The day was sponsored by Drug Free Massapequa, a grassroots movement organized to eradicate illegal drug sales in the Massapequas and surrounding communities.
A week later, the community was shocked to learn of an arrest of a Long Island doctor who allegedly sold prescription drugs to local youths.
According to Nassau County police, the defendant, Saji Francis, 49, of Melville, a medical doctor, while at his office located at 4999 Merrick Rd., did knowingly and unlawfully sell prescriptions of Oxycodone (a schedule II controlled substance) to another on nine different dates, from Aug. 1 to Dec. 8 of this year.
At a press conference announcing the arrest, Police Commissioner Lawrence W. Mulvey issued stinging criticism of the defendant.
“Dr. Saji Francis is the antithesis of the Hippocratic oath, to do no harm,” Commissioner Mulvey said. “His greed and total disregard for the ethics of the medical profession has exacerbated the opiate and heroin abuse in Massapequa.”
In creative news, John Carpenter continued his always-popular film presentations and lectures at the Bar Harbour Library. Patrick Fenton’s play on Jack Kerouac’s last night in Long Island, Jack’s Last Call, continues to enjoy a fruitful life. In June, Stanley Drucker ended an amazing 60-year career as a principal clarinet player for the New York Philharmonic.
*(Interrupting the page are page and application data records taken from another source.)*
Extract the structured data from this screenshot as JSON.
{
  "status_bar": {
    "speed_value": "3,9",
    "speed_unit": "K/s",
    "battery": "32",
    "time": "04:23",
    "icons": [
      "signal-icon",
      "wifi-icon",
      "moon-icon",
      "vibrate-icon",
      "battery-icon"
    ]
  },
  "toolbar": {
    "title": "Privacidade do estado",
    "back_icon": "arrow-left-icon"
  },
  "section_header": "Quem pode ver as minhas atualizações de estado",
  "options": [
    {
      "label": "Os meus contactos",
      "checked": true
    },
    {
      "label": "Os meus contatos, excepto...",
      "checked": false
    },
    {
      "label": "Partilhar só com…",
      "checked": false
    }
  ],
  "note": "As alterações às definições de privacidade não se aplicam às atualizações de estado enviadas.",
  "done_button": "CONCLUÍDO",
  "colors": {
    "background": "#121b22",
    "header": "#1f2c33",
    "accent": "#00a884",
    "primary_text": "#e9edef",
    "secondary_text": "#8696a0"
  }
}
In school news, Anthony DeRiso was named principal of Plainedge Middle School. Rita Ann Swift was named principal of Our Lady of Lourdes elementary school.
In March, Wolfgang E. Besser, the former publisher of Observer Newspapers, which included this publication, plus the Farmingdale Observer and the Levittown Tribune, passed away at age 78. Besser, a native of Germany, co-founded the papers in 1971 and later sold them to their current publisher, Anton Community Newspapers, in 1990. Besser then retired to Palm Coast, FL, where he lived until his return to Great River, NY in 2003. He started his career in journalism as sports editor for a German-language newspaper in New York. Later he would become publisher of Soccer Week, before forming Observer Newspapers.